Restorative justice and the minimum age of criminal responsibility – #RaisetheAge
The Centre for Children’s Rights (CCR) at Queen's University Belfast are delighted to host this blog series in partnership with the Children’s Law Centre, Include Youth, NIACRO and VOYPIC. Academics within the CCR, in partnership with some of these organisations, co-hosted a seminar at Queen’s in 2015 attended by the then Minister for Justice, David Ford in which we discussed the very same issue of raising the age of criminal responsibility in Northern Ireland. It is disappointing that little has been progressed in the intervening years. This blog series represents our joint commitment to keeping debate and discussion about raising the minimum age of criminal responsibility (MACR) on the public and political agenda.
The age of criminal responsibility in Northern Ireland is 10 years old. It remains one of the lowest in Europe and around the world. The Children’s Law Centre, Include Youth, NIACRO and VOYPIC are calling for the age to be raised to 16 in line with UN recommendations.
Children are thought not to be responsible enough to buy a lottery ticket until their 16th birthday, they cannot drive a car until they are 17 years old and need to wait until they are 18 to vote, serve on a jury, get a tattoo or buy a glass of beer; but we hold 10 year old children criminally responsible.
The UN Committee on the Rights of the Child has repeatedly raised the minimum age of criminal responsibility in this jurisdiction as a serious breach of children’s rights and made clear recommendations this is raised considerably “in accordance with acceptable international standards”.
At 10 years of age, we have one of the lowest ages of criminal responsibility in the world and the lowest in Europe. In some countries such as Norway, Sweden and Portugal the age of criminal responsibility is 15 and 16.
There is a large body of international evidence telling us that 10 is far too low, and that children will not understand the full consequences of their actions until much later in their development.
When deciding how to engage with children who come in contact with the criminal justice system, we must reflect on what the best outcomes for both children and society are. If we want to prevent ‘offending’ and encourage ‘rehabilitation’, drawing children into the criminal justice system does not work.

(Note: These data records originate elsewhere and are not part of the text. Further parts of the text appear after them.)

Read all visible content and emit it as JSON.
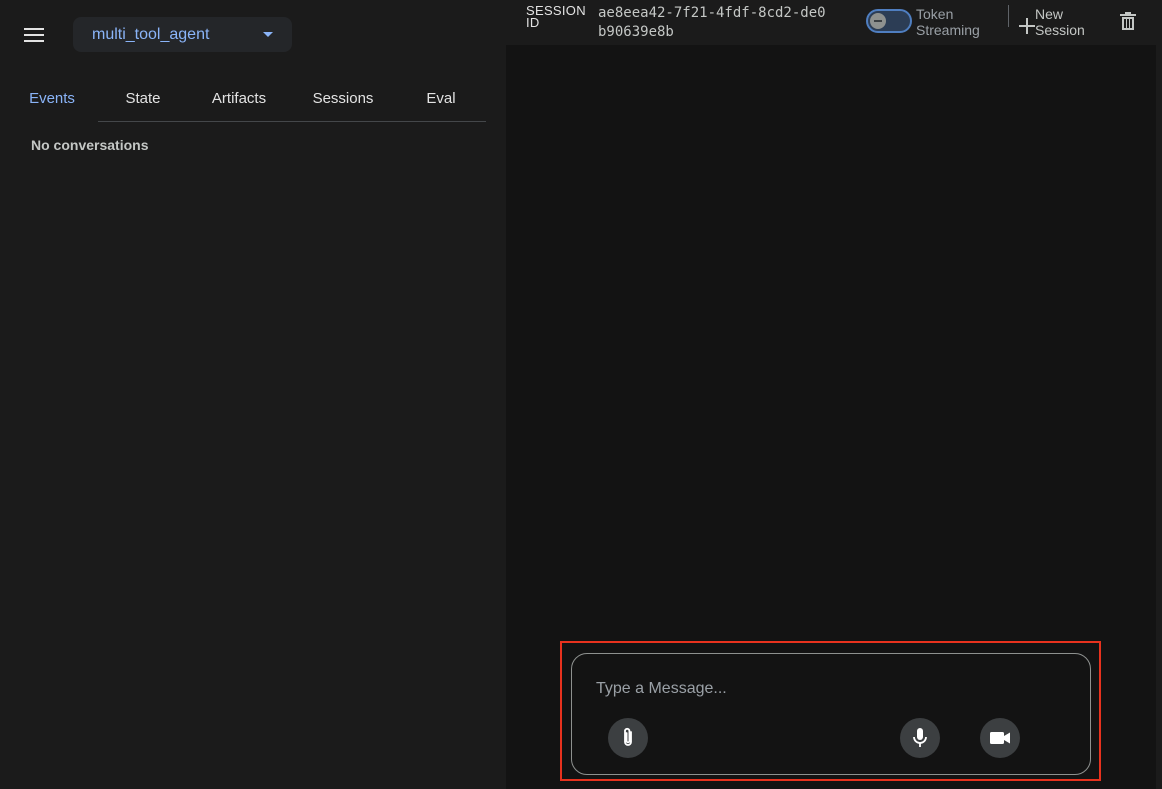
{
  "sidebar": {
    "app_name": "multi_tool_agent",
    "tabs": [
      {
        "label": "Events",
        "active": true
      },
      {
        "label": "State",
        "active": false
      },
      {
        "label": "Artifacts",
        "active": false
      },
      {
        "label": "Sessions",
        "active": false
      },
      {
        "label": "Eval",
        "active": false
      }
    ],
    "empty_message": "No conversations"
  },
  "topbar": {
    "session_label": "SESSION ID",
    "session_id": "ae8eea42-7f21-4fdf-8cd2-de0b90639e8b",
    "token_streaming_label": "Token Streaming",
    "token_streaming_enabled": false,
    "new_session_label": "New Session"
  },
  "composer": {
    "placeholder": "Type a Message..."
  },
  "icons": {
    "menu": "menu-icon",
    "dropdown": "chevron-down-icon",
    "new_session": "plus-icon",
    "delete": "trash-icon",
    "attach": "paperclip-icon",
    "mic": "microphone-icon",
    "video": "video-camera-icon"
  },
  "colors": {
    "accent": "#8ab4f8",
    "highlight": "#e8321e",
    "panel_bg": "#1b1b1b",
    "chat_bg": "#131313"
  }
}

In 2017/18, almost 30% of children with offending behaviour reoffended within one year. Children in the criminal justice system are overwhelmingly care experienced children, children with drug or alcohol problems, children with mental health needs or unmet special educational needs. The focus therefore needs to be on assessing and addressing the challenges and life experiences that led the child into contact with the law in the first place. This approach will lead to better outcomes for children, their families and society.

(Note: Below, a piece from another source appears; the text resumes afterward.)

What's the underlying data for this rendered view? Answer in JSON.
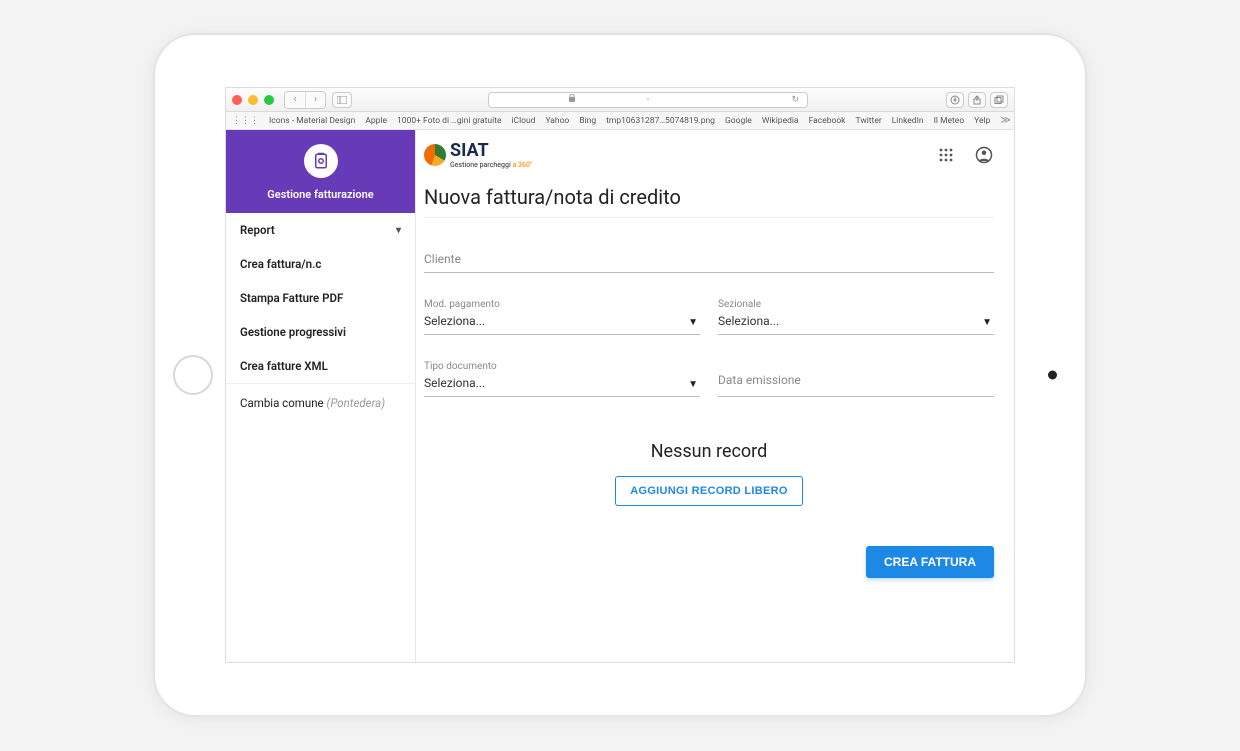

Evidence demonstrates that raising the age in Northern Ireland is long overdue. Government cannot continue to prevaricate, they need to comply with their children’s rights obligations, reflecting both best practice and what we now know about child brain development; children and society need urgent action.